Thinking about drinking? Read this first
Most people enjoy an occasional happy hour with co-workers and friends. But what if you have lupus?
We asked two members of our Medical-Scientific Advisory Council for their help in developing some guidelines. Here’s what they had to say:
1. Meds don’t mix
“When people with lupus drink, the most important considerations are alcohol-medication interactions, effects on the liver, and increased risk of GI (gastrointestinal tract) bleeding,” says Karen H. Costenbader, MD, MPH, Associate Professor of Medicine at Brigham & Women's Hospital and Harvard University Medical School Section of Rheumatology. She says that people with lupus especially need to be aware of these alcohol-medication interactions:
- First and foremost, mixing alcohol and pain medicines can be fatal. If you’re taking medications to manage your pain, talk to your doctor or pharmacist about any reactions that may result from drinking alcohol.
- If you are taking methotrexate, leflunomide, mycophenolate mofetil, or other drugs that are metabolized in the liver, you should not drink any alcohol at all, due to increased risk of irreversible cirrhosis (liver scarring and failure).
- Certain drugs may not be as effective if you are drinking alcohol; in particular, anticoagulant medicines such as warfarin (Coumadin®).
- Prednisone and non-steroidal anti-inflammatory drugs (NSAIDs), such as aspirin, ibuprofen (Motrin®), naproxen (Naprosyn®), and celecoxib (Celebrex®) increase risk of GI bleeding, and so does alcohol, so drinking adds increased risk.
2. Know when to say, “No, thanks.”
“Unfortunately, lupus affects very young women,” says Eliza F. Chakravarty, MD, MS, Arthritis and Clinical Immunology Associate Member, Oklahoma Medical Research Foundation in Oklahoma City, “so I have a lot of very young women patients who say, ‘I don’t go out with my friends because they always pressure me to drink alcohol and I just don’t feel good.’ I tell them, ‘Hey, make me the bad guy. Tell your friends, ‘My doctor says I need to get 10 hours of sleep so I can’t stay out past 10 p.m.’, or ‘my doctor says I can’t drink because of my disease,’ or ‘I can’t drink because of my medicine.’”
3. Offer other options
Chakravarty suggests to her patients that they follow that up with an invitation of their own. “Tell your friends, “I’d still like to go and hang out with you for a while—let’s have lunch or get coffee and catch up,’ or, ‘Hey, can you guys just come over to my house and watch a movie?’ That way, you’re staying engaged socially, but you’re not faced with activities that you physically are just not up to.”
4. Make mine a mocktail!

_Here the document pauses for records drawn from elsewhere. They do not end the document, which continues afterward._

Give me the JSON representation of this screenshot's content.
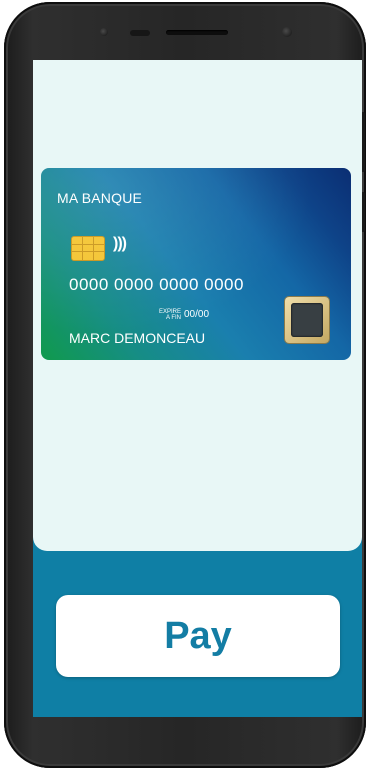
{
  "card": {
    "bank_name": "MA BANQUE",
    "number": "0000 0000 0000 0000",
    "expiry_label_line1": "EXPIRE",
    "expiry_label_line2": "A FIN",
    "expiry": "00/00",
    "holder": "MARC DEMONCEAU",
    "contactless_symbol": ")))"
  },
  "actions": {
    "pay_label": "Pay"
  },
  "icons": {
    "chip": "card-chip-icon",
    "contactless": "contactless-icon",
    "fingerprint": "fingerprint-sensor-icon"
  },
  "colors": {
    "screen_bg": "#0f7fa5",
    "panel_bg": "#e8f7f6",
    "pay_text": "#137da4",
    "chip": "#f4c430"
  }
}
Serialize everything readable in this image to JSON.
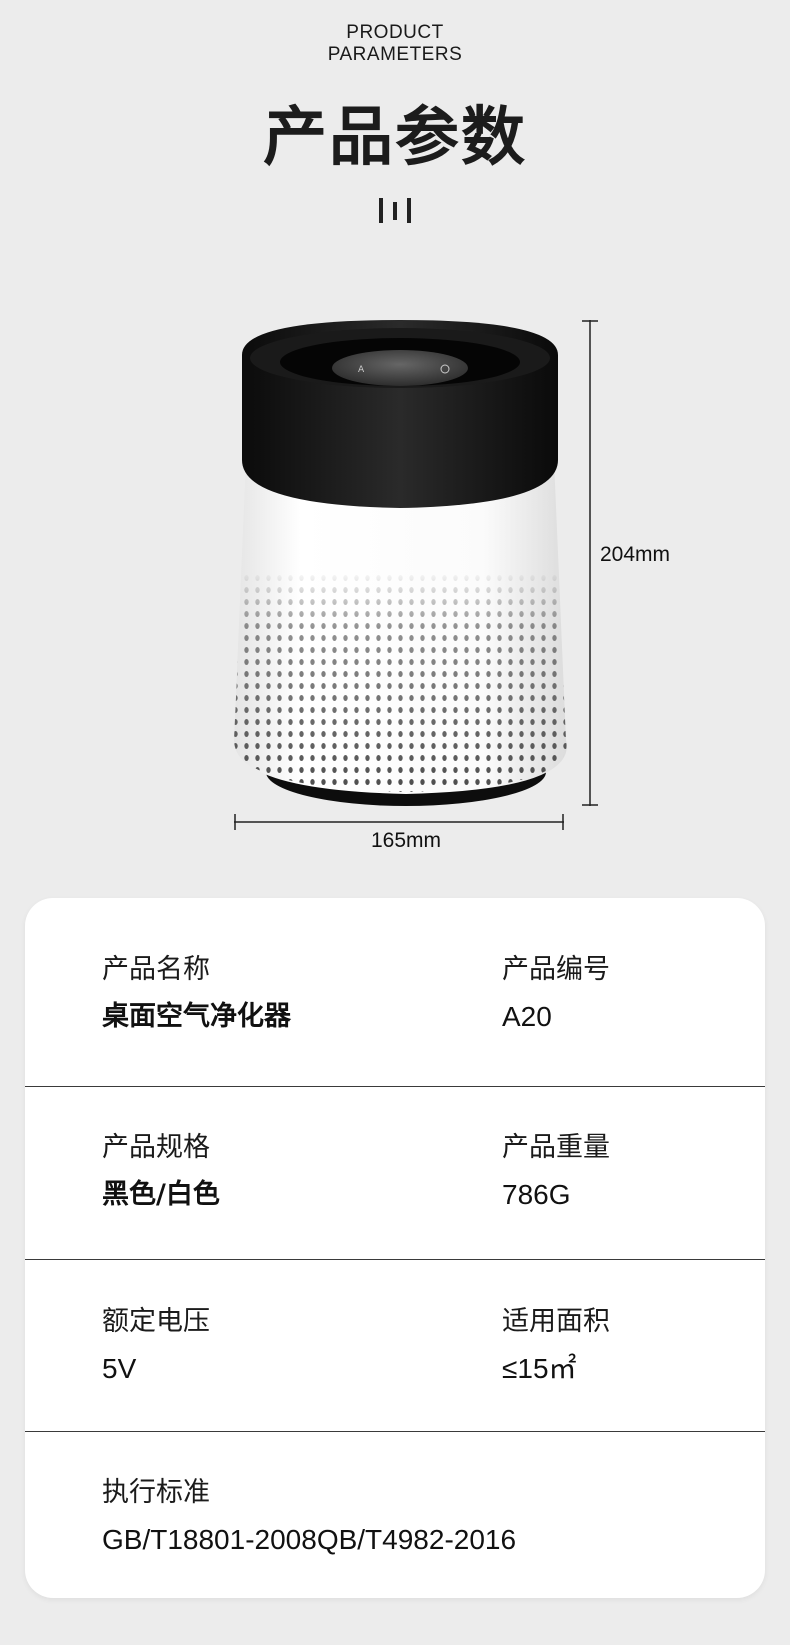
{
  "header": {
    "title_en": "PRODUCT\nPARAMETERS",
    "title_cn": "产品参数"
  },
  "dimensions": {
    "height": "204mm",
    "width": "165mm"
  },
  "specs": [
    {
      "left": {
        "label": "产品名称",
        "value": "桌面空气净化器"
      },
      "right": {
        "label": "产品编号",
        "value": "A20"
      }
    },
    {
      "left": {
        "label": "产品规格",
        "value": "黑色/白色"
      },
      "right": {
        "label": "产品重量",
        "value": "786G"
      }
    },
    {
      "left": {
        "label": "额定电压",
        "value": "5V"
      },
      "right": {
        "label": "适用面积",
        "value": "≤15㎡"
      }
    },
    {
      "left": {
        "label": "执行标准",
        "value": "GB/T18801-2008QB/T4982-2016"
      }
    }
  ],
  "colors": {
    "background": "#ececec",
    "card": "#ffffff",
    "product_top": "#111111"
  }
}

And remember: You don’t have to drink to stay social: you can always enjoy a nonalcoholic “mocktail” in a fancy glass. Add a twist, a little paper umbrella, and a few good stories, and see if you aren’t the life of the party! There are plenty of great mocktail recipes online, check out our favorites at AllRecipes.com.